VAWA in the Crosshairs

Passage of the Violence Against Women Act (VAWA) should be among the top priorities of the lame-duck congressional session, say women’s rights advocates who held a “National Day of Action” in support of the bill yesterday.

With President Barack Obama winning a second term and Congress turning its attention away from the election cycle, groups pushing for reauthorization of VAWA–which expired in 2010 and has been in congressional limbo ever since–warn that without swift action the bill could face an uphill battle in the new Congress.

If VAWA doesn’t pass in the next month, the bill would be starting at “square one” when Congress opens a new session next year, said Shaina Goodman, policy director for the Public Policy Coordinator for the National Network to End Domestic Violence. Some 30 congressional supporters of the bill will not be returning, either because of retirement of election losses. It is not clear if their replacements will support the expanded version of the VAWA legislation.

“Now is the time to get VAWA to the top of list,” said Goodman.

The landmark VAWA legislation–the first recognition that domestic violence required a national response–received widespread bipartisan support since it was passed in 1994 and reauthorized in 2000 and 2005. But despite early indications that it would be renewed easily, it became the focus of heated partisan quarrels in Congress.

After working with advocates, the Senate passed a more comprehensive version of the Violence Against Women Act (S. 1925) in April.
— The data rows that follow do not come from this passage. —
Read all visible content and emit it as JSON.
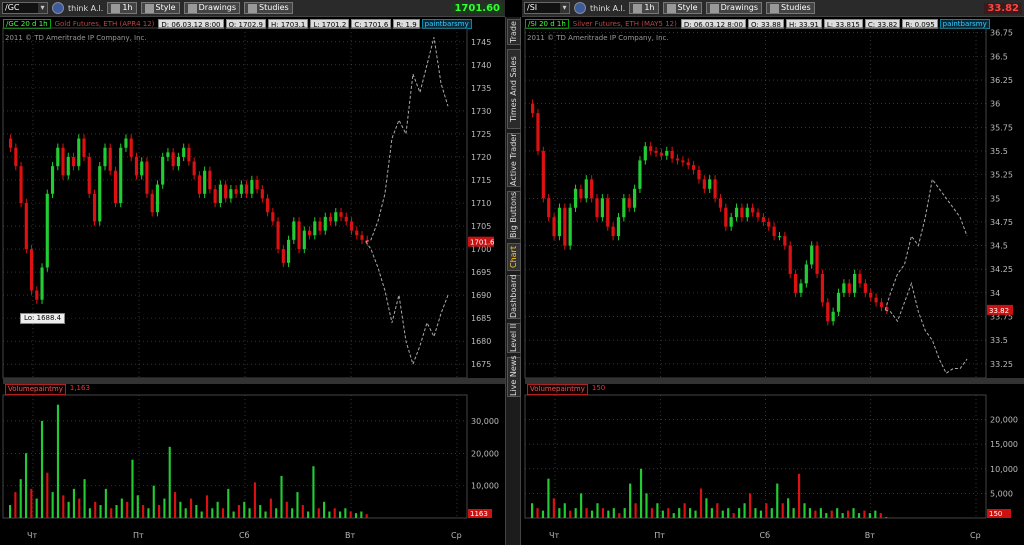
{
  "left": {
    "toolbar": {
      "symbol": "/GC",
      "think": "think A.l.",
      "timeframe": "1h",
      "style": "Style",
      "drawings": "Drawings",
      "studies": "Studies",
      "price": "1701.60"
    },
    "header": {
      "symbol": "/GC 20 d 1h",
      "title": "Gold Futures, ETH (APR4 12)",
      "fields": [
        "D: 06.03.12 8:00",
        "O: 1702.9",
        "H: 1703.1",
        "L: 1701.2",
        "C: 1701.6",
        "R: 1.9"
      ],
      "study": "paintbarsmy"
    },
    "copyright": "2011 © TD Ameritrade IP Company, Inc.",
    "lo_label": "Lo: 1688.4",
    "current_price_tag": "1701.6",
    "volume_study": "Volumepaintmy",
    "volume_value": "1,163",
    "volume_tag": "1163"
  },
  "right": {
    "toolbar": {
      "symbol": "/SI",
      "think": "think A.l.",
      "timeframe": "1h",
      "style": "Style",
      "drawings": "Drawings",
      "studies": "Studies",
      "price": "33.82"
    },
    "header": {
      "symbol": "/SI 20 d 1h",
      "title": "Silver Futures, ETH (MAY5 12)",
      "fields": [
        "D: 06.03.12 8:00",
        "O: 33.88",
        "H: 33.91",
        "L: 33.815",
        "C: 33.82",
        "R: 0.095"
      ],
      "study": "paintbarsmy"
    },
    "copyright": "2011 © TD Ameritrade IP Company, Inc.",
    "current_price_tag": "33.82",
    "volume_study": "Volumepaintmy",
    "volume_value": "150",
    "volume_tag": "150"
  },
  "tabs": [
    "Trade",
    "Times And Sales",
    "Active Trader",
    "Big Buttons",
    "Chart",
    "Dashboard",
    "Level II",
    "Live News"
  ],
  "active_tab": "Chart",
  "colors": {
    "up": "#22cc33",
    "down": "#dd1111",
    "projection": "#aaaaaa",
    "grid": "#555555",
    "axis_text": "#bbbbbb"
  },
  "chart_data": [
    {
      "type": "candlestick",
      "title": "Gold Futures, ETH (APR4 12)",
      "ylim": [
        1672,
        1748
      ],
      "yticks": [
        1675,
        1680,
        1685,
        1690,
        1695,
        1700,
        1705,
        1710,
        1715,
        1720,
        1725,
        1730,
        1735,
        1740,
        1745
      ],
      "xticks": [
        "Чт",
        "Пт",
        "Сб",
        "Вт",
        "Ср"
      ],
      "closes": [
        1722,
        1718,
        1710,
        1700,
        1691,
        1689,
        1696,
        1712,
        1718,
        1722,
        1716,
        1720,
        1718,
        1724,
        1720,
        1712,
        1706,
        1718,
        1722,
        1717,
        1710,
        1722,
        1724,
        1720,
        1716,
        1719,
        1712,
        1708,
        1714,
        1720,
        1721,
        1718,
        1720,
        1722,
        1719,
        1716,
        1712,
        1717,
        1713,
        1710,
        1714,
        1711,
        1713,
        1712,
        1714,
        1712,
        1715,
        1713,
        1711,
        1708,
        1706,
        1700,
        1697,
        1702,
        1706,
        1700,
        1704,
        1703,
        1706,
        1704,
        1707,
        1706,
        1708,
        1707,
        1706,
        1704,
        1703,
        1702,
        1701.6
      ],
      "projection_upper": [
        1702,
        1706,
        1712,
        1724,
        1728,
        1725,
        1738,
        1734,
        1740,
        1746,
        1736,
        1731
      ],
      "projection_lower": [
        1700,
        1696,
        1691,
        1684,
        1690,
        1680,
        1675,
        1679,
        1684,
        1681,
        1686,
        1690
      ],
      "volume": {
        "ylim": [
          0,
          38000
        ],
        "yticks": [
          "10,000",
          "20,000",
          "30,000"
        ],
        "values": [
          4000,
          8000,
          12000,
          20000,
          9000,
          6000,
          30000,
          14000,
          8000,
          35000,
          7000,
          5000,
          9000,
          6000,
          12000,
          3000,
          5000,
          4000,
          9000,
          3000,
          4000,
          6000,
          5000,
          18000,
          7000,
          4000,
          3000,
          10000,
          4000,
          6000,
          22000,
          8000,
          5000,
          3000,
          6000,
          4000,
          2000,
          7000,
          3000,
          5000,
          3000,
          9000,
          2000,
          4000,
          5000,
          3000,
          11000,
          4000,
          2000,
          6000,
          3000,
          13000,
          5000,
          3000,
          8000,
          4000,
          2000,
          16000,
          3000,
          5000,
          2000,
          3000,
          2000,
          3000,
          2000,
          1500,
          2000,
          1163
        ]
      }
    },
    {
      "type": "candlestick",
      "title": "Silver Futures, ETH (MAY5 12)",
      "ylim": [
        33.1,
        36.8
      ],
      "yticks": [
        33.25,
        33.5,
        33.75,
        34,
        34.25,
        34.5,
        34.75,
        35,
        35.25,
        35.5,
        35.75,
        36,
        36.25,
        36.5,
        36.75
      ],
      "xticks": [
        "Чт",
        "Пт",
        "Сб",
        "Вт",
        "Ср"
      ],
      "closes": [
        35.9,
        35.5,
        35.0,
        34.8,
        34.6,
        34.9,
        34.5,
        34.9,
        35.1,
        35.0,
        35.2,
        35.0,
        34.8,
        35.0,
        34.7,
        34.6,
        34.8,
        35.0,
        34.9,
        35.1,
        35.4,
        35.55,
        35.5,
        35.48,
        35.45,
        35.5,
        35.42,
        35.4,
        35.38,
        35.35,
        35.3,
        35.2,
        35.1,
        35.2,
        35.0,
        34.9,
        34.7,
        34.8,
        34.9,
        34.8,
        34.9,
        34.85,
        34.8,
        34.75,
        34.7,
        34.6,
        34.6,
        34.5,
        34.2,
        34.0,
        34.1,
        34.3,
        34.5,
        34.2,
        33.9,
        33.7,
        33.8,
        34.0,
        34.1,
        34.0,
        34.2,
        34.1,
        34.0,
        33.95,
        33.9,
        33.85,
        33.82
      ],
      "projection_upper": [
        34.0,
        34.2,
        34.3,
        34.6,
        34.5,
        34.8,
        35.2,
        35.1,
        35.0,
        34.9,
        34.8,
        34.6
      ],
      "projection_lower": [
        33.8,
        33.7,
        33.9,
        34.1,
        33.8,
        33.6,
        33.5,
        33.3,
        33.15,
        33.2,
        33.2,
        33.3
      ],
      "volume": {
        "ylim": [
          0,
          25000
        ],
        "yticks": [
          "5,000",
          "10,000",
          "15,000",
          "20,000"
        ],
        "values": [
          3000,
          2000,
          1500,
          8000,
          4000,
          2000,
          3000,
          1500,
          2000,
          5000,
          2000,
          1500,
          3000,
          2000,
          1500,
          2000,
          1000,
          2000,
          7000,
          3000,
          10000,
          5000,
          2000,
          3000,
          1500,
          2000,
          1000,
          2000,
          3000,
          2000,
          1500,
          6000,
          4000,
          2000,
          3000,
          1500,
          2000,
          1000,
          2000,
          3000,
          5000,
          2000,
          1500,
          3000,
          2000,
          7000,
          3000,
          4000,
          2000,
          9000,
          3000,
          2000,
          1500,
          2000,
          1000,
          1500,
          2000,
          1000,
          1500,
          2000,
          1000,
          1500,
          1000,
          1500,
          1000,
          150
        ]
      }
    }
  ]
}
Sponsored by Senators Patrick Leahy (D-Vt.) (left) and Mike Crapo (R-Idaho), the legislation included provisions for strengthening protections for the LGBT communities, immigrant crime programs, housing protections and increased concurrent jurisdictions for native communities. The expanded bill also provides enhanced protections for victims of sexual assault, improves safety on college campuses and strengthens housing protections.

On May 16, a House bill (H.R. 4970) narrowly passed by a vote of 222 to 205, but the House version doesn’t include any of the expanded protections. It is the Senate version of VAWA that truly includes the additional protections that are essential to the safety of women around the nation, say advocates and experts. “The tribal provisions put into the Senate bill is the strongest movement in restoring some criminal jurisdiction in 30 years,” said Jana Walker, a senior attorney at the Indian Law Resource Center, a national legal action resource center for tribal communities based in Minnesota. “If its (VAWA) not passed justice will not be restored to native women.”

It has been 680 days since VAWA expired, and 184 days since the last Congressional Action, and just 29 days until the 2011 Congress adjourns. But all is not lost.

President Obama and Vice President Biden have been strong supporters of legislation to reduce violence and support the Senate version of the bill. In fact, Obama repeatedly said he would veto the House bill if that VAWA version landed on his desk.

Many Congressional Republicans have called on their leadership to move forward and reauthorize VAWA, and work around certain legislative technicalities. There is strong support from Senator Leahy, who has made reauthorization of VAWA one of his main priorities.

“It is time to make good on our promise to the victims of these horrible crimes,” said Leahy in his September statement. “Helping them–no matter who they are–must be our goal. Their lives depend on it, and they are waiting on us.”

Crossposted from The Crime Report
Photo of Sen. Patrick Leahy via Wikimedia Commons licensed under Creative Commons 2.0.


Cara Tabachnick is Managing Editor for News and Content of The Crime Report. She has freelanced for Newsday in New York City and Long Island, and has written for Newsweek, the New York Post, UPI, Atlanta Magazine and AM New York, among others. She regularly contributes articles and investigative reports to the “Inside Criminal Justice” section of TCR.  Her areas of interest in criminal justice include domestic abuse, legal affairs and juvenile justice. She is a graduate of Columbia University School of Journalism. Cara is the Deputy Director of John Jay College’s Center on Media, Crime and Justice. She lives in Brooklyn, NY, with her husband, a filmmaker, and two children.